(Excerpts from an interface dataset)
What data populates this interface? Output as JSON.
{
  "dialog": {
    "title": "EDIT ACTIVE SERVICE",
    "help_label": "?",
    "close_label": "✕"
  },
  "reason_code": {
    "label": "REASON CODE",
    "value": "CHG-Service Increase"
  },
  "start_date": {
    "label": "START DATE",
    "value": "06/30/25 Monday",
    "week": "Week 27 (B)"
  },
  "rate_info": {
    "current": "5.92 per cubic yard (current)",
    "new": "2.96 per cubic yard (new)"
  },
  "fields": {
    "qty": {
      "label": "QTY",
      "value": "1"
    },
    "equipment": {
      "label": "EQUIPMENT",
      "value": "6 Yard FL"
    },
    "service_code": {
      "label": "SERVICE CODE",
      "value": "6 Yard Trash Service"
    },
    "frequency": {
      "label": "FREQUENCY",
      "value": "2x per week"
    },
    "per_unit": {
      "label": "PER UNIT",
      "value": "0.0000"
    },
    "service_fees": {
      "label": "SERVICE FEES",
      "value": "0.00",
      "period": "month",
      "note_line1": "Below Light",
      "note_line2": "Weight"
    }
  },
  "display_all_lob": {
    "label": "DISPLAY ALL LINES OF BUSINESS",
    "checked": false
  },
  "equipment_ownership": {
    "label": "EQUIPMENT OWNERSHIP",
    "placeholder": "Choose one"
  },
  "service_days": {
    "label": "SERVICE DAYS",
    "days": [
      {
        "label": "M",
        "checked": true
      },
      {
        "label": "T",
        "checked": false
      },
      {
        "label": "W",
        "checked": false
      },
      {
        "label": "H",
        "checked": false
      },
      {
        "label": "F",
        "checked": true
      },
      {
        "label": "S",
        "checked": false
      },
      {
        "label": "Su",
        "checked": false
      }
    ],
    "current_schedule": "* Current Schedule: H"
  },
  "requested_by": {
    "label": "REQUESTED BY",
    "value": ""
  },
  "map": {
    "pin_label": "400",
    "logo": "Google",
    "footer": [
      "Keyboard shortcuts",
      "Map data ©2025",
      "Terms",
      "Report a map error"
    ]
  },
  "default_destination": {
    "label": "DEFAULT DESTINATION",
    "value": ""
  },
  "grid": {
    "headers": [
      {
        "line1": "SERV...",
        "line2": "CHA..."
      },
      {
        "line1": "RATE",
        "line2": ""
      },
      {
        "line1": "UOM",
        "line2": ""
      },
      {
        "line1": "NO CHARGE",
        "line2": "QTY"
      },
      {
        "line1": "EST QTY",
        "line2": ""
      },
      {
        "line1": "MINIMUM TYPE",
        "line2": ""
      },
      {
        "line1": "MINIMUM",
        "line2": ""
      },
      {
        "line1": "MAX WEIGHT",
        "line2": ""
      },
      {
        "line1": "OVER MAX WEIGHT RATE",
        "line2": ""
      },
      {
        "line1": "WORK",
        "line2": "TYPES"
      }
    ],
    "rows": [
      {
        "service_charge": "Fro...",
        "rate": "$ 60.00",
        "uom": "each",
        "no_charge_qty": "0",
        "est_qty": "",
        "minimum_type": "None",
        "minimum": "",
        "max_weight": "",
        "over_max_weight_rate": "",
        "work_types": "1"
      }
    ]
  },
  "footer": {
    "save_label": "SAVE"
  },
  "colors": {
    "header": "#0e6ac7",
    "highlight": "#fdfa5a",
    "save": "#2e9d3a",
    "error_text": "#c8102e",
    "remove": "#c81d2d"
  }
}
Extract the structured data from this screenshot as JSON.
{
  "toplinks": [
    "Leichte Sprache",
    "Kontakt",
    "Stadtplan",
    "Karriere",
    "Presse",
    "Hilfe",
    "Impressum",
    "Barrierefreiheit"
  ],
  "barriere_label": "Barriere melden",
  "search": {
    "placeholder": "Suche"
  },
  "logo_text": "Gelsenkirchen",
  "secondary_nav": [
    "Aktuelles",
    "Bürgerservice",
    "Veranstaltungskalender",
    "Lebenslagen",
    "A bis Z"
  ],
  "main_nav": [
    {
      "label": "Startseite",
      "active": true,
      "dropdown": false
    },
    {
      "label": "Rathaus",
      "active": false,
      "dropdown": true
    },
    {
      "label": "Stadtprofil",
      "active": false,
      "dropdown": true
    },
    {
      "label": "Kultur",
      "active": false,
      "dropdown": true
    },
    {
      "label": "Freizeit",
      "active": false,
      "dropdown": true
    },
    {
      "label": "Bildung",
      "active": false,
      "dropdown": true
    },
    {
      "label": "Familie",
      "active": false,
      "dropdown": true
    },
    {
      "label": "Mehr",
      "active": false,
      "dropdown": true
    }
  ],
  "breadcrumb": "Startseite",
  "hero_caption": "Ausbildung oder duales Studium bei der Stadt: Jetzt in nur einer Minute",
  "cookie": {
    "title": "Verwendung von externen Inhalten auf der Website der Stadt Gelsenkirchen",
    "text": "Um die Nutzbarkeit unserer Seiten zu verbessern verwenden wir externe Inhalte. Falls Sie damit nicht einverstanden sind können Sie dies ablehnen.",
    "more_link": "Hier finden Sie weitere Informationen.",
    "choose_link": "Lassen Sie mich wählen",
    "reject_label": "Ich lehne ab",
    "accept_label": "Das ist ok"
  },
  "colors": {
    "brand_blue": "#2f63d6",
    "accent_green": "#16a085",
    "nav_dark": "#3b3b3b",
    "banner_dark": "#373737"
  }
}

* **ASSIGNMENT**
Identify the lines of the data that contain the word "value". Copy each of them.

* **WRITTEN REPLY**
    "value": "CHG-Service Increase"
    "value": "06/30/25 Monday",
      "value": "1"
      "value": "6 Yard FL"
      "value": "6 Yard Trash Service"
      "value": "2x per week"
      "value": "0.0000"
      "value": "0.00",
    "value": ""
    "value": ""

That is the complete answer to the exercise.